Start of Data to process

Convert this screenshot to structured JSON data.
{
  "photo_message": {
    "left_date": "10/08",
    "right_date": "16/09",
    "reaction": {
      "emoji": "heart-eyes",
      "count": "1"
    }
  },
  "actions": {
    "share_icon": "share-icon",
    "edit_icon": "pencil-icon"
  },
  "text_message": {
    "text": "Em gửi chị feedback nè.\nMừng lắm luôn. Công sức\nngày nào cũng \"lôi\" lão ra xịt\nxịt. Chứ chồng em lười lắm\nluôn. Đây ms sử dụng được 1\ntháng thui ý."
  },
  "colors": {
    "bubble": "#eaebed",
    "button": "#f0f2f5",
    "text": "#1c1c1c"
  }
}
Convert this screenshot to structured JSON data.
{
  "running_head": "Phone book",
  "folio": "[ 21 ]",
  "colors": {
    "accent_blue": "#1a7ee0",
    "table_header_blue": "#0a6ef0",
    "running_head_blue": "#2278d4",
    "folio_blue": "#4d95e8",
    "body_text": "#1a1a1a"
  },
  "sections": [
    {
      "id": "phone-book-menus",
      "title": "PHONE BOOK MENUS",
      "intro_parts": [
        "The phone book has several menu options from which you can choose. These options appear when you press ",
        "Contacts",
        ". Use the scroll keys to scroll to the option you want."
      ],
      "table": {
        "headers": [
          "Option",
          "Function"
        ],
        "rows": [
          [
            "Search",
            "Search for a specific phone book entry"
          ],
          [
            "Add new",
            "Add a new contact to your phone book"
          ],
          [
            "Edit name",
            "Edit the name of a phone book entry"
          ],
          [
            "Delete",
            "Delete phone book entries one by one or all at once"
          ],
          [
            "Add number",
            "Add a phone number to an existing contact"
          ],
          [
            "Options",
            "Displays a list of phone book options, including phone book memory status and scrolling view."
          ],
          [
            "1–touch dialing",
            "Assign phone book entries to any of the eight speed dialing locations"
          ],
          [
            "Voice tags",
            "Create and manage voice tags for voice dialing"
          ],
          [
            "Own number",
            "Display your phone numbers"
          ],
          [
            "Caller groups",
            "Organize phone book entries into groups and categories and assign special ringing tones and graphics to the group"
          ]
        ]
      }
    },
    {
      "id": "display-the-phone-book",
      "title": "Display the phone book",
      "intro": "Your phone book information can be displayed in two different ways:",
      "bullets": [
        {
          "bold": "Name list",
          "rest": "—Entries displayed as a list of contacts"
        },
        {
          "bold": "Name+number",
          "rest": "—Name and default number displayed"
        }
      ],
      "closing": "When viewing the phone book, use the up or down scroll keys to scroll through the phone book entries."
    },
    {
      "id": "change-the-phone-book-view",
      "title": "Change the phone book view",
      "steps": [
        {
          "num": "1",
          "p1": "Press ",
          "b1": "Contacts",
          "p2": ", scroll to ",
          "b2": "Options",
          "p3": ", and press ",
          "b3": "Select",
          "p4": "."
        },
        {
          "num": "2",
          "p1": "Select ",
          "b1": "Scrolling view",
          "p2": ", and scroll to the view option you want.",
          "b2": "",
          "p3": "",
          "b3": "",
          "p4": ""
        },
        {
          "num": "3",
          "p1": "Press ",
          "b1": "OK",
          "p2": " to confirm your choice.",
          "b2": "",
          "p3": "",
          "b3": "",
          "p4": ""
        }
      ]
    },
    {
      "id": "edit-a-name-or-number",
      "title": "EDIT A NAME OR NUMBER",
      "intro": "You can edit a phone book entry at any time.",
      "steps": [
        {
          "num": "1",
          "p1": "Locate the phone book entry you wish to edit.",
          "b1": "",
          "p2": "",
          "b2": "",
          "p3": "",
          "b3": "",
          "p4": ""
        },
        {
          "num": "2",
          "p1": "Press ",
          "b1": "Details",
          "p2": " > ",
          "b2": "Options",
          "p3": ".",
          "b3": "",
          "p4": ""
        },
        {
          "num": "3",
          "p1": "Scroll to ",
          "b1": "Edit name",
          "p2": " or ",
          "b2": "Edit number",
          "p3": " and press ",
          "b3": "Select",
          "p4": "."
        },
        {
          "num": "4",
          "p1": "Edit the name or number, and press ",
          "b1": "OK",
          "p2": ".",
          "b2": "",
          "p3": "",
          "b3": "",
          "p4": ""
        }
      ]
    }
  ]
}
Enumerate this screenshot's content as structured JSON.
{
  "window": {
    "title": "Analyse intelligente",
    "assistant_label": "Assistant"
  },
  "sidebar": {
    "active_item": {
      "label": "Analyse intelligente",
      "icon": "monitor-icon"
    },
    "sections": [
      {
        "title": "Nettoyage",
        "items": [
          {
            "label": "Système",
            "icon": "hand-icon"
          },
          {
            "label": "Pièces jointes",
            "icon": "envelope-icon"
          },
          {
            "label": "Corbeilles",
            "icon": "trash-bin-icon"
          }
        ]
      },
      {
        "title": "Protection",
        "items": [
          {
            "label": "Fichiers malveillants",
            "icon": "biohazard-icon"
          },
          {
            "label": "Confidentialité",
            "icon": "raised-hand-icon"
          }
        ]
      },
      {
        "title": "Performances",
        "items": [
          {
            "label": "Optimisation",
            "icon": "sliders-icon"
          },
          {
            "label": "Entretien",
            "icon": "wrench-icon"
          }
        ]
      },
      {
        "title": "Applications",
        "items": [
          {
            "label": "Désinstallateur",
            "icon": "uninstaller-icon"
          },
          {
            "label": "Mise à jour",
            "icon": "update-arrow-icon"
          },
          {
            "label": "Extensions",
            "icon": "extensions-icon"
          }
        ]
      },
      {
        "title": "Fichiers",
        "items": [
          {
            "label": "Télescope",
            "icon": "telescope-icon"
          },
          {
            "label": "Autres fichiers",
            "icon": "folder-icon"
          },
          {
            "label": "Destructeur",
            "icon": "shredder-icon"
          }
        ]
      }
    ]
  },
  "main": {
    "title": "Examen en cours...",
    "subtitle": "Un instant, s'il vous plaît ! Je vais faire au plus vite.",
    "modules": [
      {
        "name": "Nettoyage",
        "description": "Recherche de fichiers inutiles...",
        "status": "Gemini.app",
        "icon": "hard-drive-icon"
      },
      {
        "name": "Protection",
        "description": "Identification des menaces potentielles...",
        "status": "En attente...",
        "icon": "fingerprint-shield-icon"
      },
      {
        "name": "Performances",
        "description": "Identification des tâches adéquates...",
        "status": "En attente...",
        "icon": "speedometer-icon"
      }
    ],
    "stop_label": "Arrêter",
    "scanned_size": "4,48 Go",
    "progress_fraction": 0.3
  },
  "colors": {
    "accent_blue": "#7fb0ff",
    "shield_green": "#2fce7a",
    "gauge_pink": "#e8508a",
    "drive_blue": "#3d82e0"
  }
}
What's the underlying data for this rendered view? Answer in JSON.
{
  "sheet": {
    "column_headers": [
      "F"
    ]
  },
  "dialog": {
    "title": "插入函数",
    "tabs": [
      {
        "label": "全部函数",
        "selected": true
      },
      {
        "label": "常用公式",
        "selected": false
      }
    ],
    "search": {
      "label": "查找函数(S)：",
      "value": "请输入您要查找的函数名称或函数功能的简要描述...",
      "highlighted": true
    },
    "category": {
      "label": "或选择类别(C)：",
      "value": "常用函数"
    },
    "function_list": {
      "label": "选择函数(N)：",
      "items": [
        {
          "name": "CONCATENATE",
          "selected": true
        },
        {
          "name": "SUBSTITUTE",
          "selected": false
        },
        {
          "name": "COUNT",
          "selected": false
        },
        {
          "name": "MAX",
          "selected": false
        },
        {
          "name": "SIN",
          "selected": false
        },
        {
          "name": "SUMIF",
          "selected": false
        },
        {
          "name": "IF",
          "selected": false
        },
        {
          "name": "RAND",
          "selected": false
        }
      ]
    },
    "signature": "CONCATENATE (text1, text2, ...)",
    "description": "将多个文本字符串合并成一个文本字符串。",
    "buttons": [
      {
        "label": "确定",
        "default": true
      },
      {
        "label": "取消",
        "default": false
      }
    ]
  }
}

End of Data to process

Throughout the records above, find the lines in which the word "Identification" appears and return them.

**Problem solution**:
        "description": "Identification des menaces potentielles...",
        "description": "Identification des tâches adéquates...",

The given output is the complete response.